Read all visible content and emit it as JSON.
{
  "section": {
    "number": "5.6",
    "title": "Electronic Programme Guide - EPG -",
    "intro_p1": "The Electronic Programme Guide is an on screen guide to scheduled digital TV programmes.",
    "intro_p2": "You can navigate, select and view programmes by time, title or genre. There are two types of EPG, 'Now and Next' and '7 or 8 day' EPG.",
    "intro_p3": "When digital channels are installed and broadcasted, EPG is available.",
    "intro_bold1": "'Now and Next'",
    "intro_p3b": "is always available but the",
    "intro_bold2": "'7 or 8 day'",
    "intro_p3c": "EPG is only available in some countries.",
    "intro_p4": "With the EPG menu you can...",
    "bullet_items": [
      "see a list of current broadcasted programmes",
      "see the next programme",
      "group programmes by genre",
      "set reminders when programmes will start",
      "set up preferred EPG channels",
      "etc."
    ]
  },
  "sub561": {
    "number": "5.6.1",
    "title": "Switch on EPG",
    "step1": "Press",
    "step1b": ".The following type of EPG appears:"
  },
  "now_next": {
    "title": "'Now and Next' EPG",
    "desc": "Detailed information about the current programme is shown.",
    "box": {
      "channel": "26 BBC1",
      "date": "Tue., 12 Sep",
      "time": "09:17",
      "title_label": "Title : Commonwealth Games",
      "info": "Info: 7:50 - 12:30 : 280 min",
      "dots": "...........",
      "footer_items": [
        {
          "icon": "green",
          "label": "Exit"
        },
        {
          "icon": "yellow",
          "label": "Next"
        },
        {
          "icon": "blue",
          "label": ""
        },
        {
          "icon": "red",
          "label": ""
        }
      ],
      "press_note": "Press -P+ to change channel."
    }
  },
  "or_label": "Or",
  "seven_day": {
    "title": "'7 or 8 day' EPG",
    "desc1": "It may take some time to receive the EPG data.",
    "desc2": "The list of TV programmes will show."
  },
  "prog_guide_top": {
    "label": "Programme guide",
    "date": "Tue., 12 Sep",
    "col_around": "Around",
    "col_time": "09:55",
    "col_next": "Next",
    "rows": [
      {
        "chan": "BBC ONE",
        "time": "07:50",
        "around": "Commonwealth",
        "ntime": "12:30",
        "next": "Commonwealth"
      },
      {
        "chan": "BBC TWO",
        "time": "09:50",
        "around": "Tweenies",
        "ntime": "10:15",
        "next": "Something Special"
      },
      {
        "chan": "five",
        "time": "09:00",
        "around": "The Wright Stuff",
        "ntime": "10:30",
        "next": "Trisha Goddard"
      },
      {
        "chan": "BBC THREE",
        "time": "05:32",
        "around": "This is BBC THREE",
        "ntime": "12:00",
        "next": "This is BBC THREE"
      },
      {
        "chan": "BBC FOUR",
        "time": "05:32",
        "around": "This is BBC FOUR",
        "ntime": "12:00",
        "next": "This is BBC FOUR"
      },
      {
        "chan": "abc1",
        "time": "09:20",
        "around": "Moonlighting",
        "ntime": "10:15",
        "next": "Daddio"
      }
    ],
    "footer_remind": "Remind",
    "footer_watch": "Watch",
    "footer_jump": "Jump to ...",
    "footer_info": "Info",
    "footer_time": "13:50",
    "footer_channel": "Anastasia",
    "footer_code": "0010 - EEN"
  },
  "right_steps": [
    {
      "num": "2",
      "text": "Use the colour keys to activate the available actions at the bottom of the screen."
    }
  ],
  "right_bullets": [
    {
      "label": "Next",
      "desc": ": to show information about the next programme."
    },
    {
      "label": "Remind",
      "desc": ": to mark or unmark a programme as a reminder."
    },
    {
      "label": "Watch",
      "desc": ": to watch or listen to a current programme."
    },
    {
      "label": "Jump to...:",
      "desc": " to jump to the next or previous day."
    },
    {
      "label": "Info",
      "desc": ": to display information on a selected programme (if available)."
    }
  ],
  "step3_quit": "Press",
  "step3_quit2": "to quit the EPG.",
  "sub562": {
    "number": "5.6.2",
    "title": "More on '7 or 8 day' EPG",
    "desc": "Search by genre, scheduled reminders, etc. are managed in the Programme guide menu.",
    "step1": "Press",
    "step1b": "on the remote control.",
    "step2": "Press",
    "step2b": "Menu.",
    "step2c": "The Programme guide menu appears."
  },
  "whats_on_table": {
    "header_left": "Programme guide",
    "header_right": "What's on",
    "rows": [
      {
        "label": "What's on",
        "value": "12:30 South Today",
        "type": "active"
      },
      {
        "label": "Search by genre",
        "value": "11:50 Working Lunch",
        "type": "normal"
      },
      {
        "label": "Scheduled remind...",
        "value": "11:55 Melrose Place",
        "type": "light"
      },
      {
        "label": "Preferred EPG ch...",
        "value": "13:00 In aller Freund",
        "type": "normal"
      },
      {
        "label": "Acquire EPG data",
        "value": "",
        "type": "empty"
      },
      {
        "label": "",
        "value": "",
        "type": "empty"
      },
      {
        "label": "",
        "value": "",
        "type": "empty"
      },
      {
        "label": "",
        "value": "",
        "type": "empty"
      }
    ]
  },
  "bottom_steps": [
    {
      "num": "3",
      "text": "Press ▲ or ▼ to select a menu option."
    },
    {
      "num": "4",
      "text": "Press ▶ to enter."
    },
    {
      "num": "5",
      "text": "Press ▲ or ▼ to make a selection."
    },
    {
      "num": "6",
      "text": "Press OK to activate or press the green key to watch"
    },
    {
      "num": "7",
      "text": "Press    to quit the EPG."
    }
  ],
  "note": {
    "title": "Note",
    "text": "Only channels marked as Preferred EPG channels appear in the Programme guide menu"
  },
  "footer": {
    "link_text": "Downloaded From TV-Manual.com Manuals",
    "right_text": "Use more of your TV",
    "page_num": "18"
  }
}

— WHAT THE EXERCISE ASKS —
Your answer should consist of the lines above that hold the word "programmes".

— RESPONSE FOR THIS EXERCISE —
    "intro_p1": "The Electronic Programme Guide is an on screen guide to scheduled digital TV programmes.",
    "intro_p2": "You can navigate, select and view programmes by time, title or genre. There are two types of EPG, 'Now and Next' and '7 or 8 day' EPG.",
      "see a list of current broadcasted programmes",
      "group programmes by genre",
      "set reminders when programmes will start",
    "desc2": "The list of TV programmes will show."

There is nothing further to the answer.